Task brief - Search the material for the word "JSON" and copy every line in which it occurs.

Listed records -

──────────

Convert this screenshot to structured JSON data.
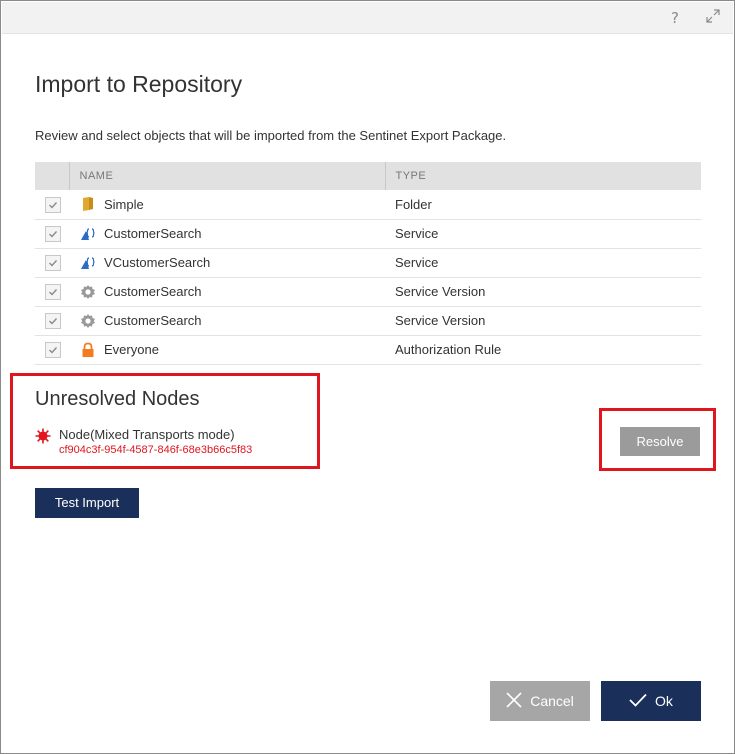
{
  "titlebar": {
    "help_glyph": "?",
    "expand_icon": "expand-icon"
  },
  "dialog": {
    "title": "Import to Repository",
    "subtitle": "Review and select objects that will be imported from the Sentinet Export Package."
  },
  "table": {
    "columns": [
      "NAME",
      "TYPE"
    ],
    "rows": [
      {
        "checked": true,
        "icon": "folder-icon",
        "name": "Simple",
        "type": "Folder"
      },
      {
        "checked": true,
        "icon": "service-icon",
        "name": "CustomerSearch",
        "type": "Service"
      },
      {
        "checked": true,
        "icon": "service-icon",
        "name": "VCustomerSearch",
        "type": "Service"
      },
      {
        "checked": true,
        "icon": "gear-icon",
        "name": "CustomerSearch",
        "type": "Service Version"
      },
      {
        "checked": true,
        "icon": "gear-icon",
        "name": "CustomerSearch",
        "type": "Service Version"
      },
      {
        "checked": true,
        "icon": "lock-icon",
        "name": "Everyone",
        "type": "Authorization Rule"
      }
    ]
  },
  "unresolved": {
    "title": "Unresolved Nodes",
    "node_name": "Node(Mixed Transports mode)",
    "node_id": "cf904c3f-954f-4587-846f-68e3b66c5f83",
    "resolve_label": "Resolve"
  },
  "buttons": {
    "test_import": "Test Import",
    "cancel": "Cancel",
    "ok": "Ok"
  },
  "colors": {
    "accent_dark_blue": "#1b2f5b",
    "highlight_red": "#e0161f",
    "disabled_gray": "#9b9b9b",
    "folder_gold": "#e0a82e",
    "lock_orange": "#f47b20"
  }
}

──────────

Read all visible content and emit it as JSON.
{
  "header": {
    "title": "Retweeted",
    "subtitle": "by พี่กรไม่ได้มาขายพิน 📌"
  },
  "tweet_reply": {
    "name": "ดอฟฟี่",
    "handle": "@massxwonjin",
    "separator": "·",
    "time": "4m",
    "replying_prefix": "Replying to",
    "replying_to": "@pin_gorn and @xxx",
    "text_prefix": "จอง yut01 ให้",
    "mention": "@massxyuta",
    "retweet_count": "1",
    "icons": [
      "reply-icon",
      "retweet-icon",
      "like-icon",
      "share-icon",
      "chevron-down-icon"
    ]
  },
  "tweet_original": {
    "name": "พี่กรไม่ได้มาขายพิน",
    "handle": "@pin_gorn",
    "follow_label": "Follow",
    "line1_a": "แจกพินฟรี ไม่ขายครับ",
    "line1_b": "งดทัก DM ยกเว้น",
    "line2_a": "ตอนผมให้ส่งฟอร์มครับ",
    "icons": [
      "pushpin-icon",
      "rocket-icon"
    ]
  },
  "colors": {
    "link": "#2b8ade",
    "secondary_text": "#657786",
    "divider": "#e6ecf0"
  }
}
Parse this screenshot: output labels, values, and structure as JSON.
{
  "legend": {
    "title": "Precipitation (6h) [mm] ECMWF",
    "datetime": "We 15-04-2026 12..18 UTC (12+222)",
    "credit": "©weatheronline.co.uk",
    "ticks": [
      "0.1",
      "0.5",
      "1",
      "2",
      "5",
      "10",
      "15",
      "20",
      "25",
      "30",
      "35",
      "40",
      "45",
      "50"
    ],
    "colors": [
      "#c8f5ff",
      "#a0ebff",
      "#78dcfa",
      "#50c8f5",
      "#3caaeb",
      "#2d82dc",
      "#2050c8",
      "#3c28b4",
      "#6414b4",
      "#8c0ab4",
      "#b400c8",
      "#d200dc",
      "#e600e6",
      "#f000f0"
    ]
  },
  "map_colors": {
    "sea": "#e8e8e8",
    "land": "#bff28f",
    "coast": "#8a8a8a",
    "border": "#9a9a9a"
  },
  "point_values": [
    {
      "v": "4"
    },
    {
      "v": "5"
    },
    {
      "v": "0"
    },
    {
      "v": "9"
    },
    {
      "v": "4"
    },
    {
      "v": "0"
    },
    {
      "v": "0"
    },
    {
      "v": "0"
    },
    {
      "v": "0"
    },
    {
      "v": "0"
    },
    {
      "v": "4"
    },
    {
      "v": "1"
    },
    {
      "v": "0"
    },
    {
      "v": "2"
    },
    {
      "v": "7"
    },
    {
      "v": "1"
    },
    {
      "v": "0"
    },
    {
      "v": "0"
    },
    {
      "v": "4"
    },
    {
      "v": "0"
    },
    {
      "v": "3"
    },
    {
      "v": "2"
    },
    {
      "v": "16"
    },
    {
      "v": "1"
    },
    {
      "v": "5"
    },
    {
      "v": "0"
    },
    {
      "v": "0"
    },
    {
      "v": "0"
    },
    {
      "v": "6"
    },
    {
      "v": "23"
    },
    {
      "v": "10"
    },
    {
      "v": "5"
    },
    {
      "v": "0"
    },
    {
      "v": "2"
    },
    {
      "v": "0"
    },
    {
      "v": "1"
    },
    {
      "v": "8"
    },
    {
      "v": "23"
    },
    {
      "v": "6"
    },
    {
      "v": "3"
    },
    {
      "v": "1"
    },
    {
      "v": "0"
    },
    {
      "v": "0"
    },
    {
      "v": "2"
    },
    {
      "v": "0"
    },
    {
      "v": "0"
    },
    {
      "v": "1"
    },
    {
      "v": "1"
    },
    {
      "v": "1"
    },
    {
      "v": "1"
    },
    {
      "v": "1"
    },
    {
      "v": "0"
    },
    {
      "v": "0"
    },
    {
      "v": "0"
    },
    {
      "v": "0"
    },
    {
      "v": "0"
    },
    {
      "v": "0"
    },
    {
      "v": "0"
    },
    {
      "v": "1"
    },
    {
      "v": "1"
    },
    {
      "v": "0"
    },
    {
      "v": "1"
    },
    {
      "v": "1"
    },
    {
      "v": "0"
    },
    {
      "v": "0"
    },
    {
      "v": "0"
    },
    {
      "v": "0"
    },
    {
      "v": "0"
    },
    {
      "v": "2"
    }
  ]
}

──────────

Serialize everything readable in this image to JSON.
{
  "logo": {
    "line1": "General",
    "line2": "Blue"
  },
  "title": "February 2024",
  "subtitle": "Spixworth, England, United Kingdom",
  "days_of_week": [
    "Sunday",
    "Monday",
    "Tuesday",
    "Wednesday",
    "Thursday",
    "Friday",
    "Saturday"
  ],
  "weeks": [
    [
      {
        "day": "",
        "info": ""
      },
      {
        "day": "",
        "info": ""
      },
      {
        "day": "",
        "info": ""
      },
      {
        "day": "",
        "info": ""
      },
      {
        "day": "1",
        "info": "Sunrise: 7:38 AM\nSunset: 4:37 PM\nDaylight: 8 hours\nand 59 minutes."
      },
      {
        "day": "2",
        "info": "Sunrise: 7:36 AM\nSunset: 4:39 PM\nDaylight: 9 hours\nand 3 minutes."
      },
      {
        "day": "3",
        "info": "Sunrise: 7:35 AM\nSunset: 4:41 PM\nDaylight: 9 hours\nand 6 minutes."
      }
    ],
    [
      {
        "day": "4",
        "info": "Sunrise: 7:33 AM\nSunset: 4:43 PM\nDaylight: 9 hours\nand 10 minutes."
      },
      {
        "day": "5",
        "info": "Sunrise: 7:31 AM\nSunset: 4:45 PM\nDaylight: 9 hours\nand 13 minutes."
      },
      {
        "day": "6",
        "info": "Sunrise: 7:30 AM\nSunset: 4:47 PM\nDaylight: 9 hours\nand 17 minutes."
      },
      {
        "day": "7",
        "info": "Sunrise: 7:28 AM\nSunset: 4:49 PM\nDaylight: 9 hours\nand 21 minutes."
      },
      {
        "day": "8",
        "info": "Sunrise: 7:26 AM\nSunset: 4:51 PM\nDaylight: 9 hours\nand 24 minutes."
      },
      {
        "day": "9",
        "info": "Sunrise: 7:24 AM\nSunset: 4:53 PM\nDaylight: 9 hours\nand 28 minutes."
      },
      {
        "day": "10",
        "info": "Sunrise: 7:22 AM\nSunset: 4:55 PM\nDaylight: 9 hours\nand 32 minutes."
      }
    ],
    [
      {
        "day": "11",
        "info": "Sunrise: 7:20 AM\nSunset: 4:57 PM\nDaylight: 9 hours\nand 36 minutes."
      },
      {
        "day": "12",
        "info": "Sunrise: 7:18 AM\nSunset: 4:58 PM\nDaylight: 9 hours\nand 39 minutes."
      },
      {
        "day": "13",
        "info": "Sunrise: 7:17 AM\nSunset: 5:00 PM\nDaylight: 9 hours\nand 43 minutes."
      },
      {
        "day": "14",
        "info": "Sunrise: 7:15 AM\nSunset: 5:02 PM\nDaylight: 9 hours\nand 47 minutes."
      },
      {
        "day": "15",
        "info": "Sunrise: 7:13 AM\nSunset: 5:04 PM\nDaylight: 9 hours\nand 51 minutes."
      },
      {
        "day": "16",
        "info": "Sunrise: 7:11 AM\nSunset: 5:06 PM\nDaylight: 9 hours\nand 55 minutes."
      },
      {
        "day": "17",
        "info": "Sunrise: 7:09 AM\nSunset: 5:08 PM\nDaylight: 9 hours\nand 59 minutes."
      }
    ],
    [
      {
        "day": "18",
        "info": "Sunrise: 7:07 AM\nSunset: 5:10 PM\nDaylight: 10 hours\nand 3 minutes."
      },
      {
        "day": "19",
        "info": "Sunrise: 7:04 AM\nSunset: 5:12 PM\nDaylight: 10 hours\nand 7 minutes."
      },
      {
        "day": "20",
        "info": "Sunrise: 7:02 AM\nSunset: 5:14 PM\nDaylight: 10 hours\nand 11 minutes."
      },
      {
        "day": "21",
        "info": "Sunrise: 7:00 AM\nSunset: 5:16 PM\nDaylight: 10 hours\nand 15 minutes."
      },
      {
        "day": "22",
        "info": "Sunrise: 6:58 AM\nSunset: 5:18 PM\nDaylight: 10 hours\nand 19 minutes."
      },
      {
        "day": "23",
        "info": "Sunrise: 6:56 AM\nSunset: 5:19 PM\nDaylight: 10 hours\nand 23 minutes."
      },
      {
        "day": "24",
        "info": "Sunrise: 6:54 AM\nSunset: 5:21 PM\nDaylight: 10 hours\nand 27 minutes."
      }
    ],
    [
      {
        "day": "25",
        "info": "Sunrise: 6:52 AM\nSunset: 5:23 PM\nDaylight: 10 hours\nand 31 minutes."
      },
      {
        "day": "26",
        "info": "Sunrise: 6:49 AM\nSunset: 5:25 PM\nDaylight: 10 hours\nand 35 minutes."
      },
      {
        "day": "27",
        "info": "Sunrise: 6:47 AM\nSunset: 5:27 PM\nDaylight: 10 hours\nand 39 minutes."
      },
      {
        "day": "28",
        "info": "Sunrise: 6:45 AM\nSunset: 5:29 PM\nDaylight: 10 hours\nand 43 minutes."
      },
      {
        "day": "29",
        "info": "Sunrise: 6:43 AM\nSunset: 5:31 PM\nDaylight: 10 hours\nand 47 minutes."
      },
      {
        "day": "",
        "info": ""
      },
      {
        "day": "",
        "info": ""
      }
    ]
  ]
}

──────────

Written solution -
Convert this screenshot to structured JSON data.
Read all visible content and emit it as JSON.
Parse this screenshot: output labels, values, and structure as JSON.
Serialize everything readable in this image to JSON.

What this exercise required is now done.